⟨

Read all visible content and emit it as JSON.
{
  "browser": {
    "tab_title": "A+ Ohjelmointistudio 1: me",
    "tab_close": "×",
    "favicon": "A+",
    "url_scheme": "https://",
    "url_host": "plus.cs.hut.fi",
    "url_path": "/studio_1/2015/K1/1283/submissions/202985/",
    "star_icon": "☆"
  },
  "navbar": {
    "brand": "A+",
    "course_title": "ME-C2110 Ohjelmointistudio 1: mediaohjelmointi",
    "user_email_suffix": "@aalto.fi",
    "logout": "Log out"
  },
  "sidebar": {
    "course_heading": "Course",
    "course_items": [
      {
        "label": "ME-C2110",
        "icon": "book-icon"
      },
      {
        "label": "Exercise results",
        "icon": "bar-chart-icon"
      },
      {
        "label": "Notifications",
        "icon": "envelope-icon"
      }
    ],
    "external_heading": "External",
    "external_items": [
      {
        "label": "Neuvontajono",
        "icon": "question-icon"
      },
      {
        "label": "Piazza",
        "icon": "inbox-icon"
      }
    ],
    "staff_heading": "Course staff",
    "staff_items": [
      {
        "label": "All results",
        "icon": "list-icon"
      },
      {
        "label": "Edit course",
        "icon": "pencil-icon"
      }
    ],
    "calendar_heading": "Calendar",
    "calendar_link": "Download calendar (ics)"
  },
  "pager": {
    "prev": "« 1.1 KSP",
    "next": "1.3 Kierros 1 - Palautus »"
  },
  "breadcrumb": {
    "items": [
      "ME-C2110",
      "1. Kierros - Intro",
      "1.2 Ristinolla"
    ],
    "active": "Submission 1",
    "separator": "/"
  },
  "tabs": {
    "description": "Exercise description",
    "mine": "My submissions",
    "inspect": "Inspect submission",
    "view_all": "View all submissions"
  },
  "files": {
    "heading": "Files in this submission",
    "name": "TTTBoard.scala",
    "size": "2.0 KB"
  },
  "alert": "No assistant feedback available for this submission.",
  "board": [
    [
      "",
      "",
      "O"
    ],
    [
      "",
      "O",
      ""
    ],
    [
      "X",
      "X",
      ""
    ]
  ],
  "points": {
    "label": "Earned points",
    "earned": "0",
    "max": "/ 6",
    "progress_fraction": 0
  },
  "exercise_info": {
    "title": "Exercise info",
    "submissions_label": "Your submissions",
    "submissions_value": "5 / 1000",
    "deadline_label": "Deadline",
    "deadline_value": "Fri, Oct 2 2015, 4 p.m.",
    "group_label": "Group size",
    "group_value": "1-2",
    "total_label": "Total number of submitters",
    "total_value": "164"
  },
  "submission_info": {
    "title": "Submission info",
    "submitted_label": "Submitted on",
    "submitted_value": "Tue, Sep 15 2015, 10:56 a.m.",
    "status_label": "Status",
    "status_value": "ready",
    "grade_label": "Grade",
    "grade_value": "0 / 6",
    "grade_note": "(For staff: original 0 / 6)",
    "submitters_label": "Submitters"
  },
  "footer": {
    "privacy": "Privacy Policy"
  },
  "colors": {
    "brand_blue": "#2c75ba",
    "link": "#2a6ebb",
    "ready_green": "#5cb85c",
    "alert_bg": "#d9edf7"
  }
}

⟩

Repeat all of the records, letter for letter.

Read all visible content and emit it as JSON.
{
  "browser": {
    "tab_title": "A+ Ohjelmointistudio 1: me",
    "tab_close": "×",
    "favicon": "A+",
    "url_scheme": "https://",
    "url_host": "plus.cs.hut.fi",
    "url_path": "/studio_1/2015/K1/1283/submissions/202985/",
    "star_icon": "☆"
  },
  "navbar": {
    "brand": "A+",
    "course_title": "ME-C2110 Ohjelmointistudio 1: mediaohjelmointi",
    "user_email_suffix": "@aalto.fi",
    "logout": "Log out"
  },
  "sidebar": {
    "course_heading": "Course",
    "course_items": [
      {
        "label": "ME-C2110",
        "icon": "book-icon"
      },
      {
        "label": "Exercise results",
        "icon": "bar-chart-icon"
      },
      {
        "label": "Notifications",
        "icon": "envelope-icon"
      }
    ],
    "external_heading": "External",
    "external_items": [
      {
        "label": "Neuvontajono",
        "icon": "question-icon"
      },
      {
        "label": "Piazza",
        "icon": "inbox-icon"
      }
    ],
    "staff_heading": "Course staff",
    "staff_items": [
      {
        "label": "All results",
        "icon": "list-icon"
      },
      {
        "label": "Edit course",
        "icon": "pencil-icon"
      }
    ],
    "calendar_heading": "Calendar",
    "calendar_link": "Download calendar (ics)"
  },
  "pager": {
    "prev": "« 1.1 KSP",
    "next": "1.3 Kierros 1 - Palautus »"
  },
  "breadcrumb": {
    "items": [
      "ME-C2110",
      "1. Kierros - Intro",
      "1.2 Ristinolla"
    ],
    "active": "Submission 1",
    "separator": "/"
  },
  "tabs": {
    "description": "Exercise description",
    "mine": "My submissions",
    "inspect": "Inspect submission",
    "view_all": "View all submissions"
  },
  "files": {
    "heading": "Files in this submission",
    "name": "TTTBoard.scala",
    "size": "2.0 KB"
  },
  "alert": "No assistant feedback available for this submission.",
  "board": [
    [
      "",
      "",
      "O"
    ],
    [
      "",
      "O",
      ""
    ],
    [
      "X",
      "X",
      ""
    ]
  ],
  "points": {
    "label": "Earned points",
    "earned": "0",
    "max": "/ 6",
    "progress_fraction": 0
  },
  "exercise_info": {
    "title": "Exercise info",
    "submissions_label": "Your submissions",
    "submissions_value": "5 / 1000",
    "deadline_label": "Deadline",
    "deadline_value": "Fri, Oct 2 2015, 4 p.m.",
    "group_label": "Group size",
    "group_value": "1-2",
    "total_label": "Total number of submitters",
    "total_value": "164"
  },
  "submission_info": {
    "title": "Submission info",
    "submitted_label": "Submitted on",
    "submitted_value": "Tue, Sep 15 2015, 10:56 a.m.",
    "status_label": "Status",
    "status_value": "ready",
    "grade_label": "Grade",
    "grade_value": "0 / 6",
    "grade_note": "(For staff: original 0 / 6)",
    "submitters_label": "Submitters"
  },
  "footer": {
    "privacy": "Privacy Policy"
  },
  "colors": {
    "brand_blue": "#2c75ba",
    "link": "#2a6ebb",
    "ready_green": "#5cb85c",
    "alert_bg": "#d9edf7"
  }
}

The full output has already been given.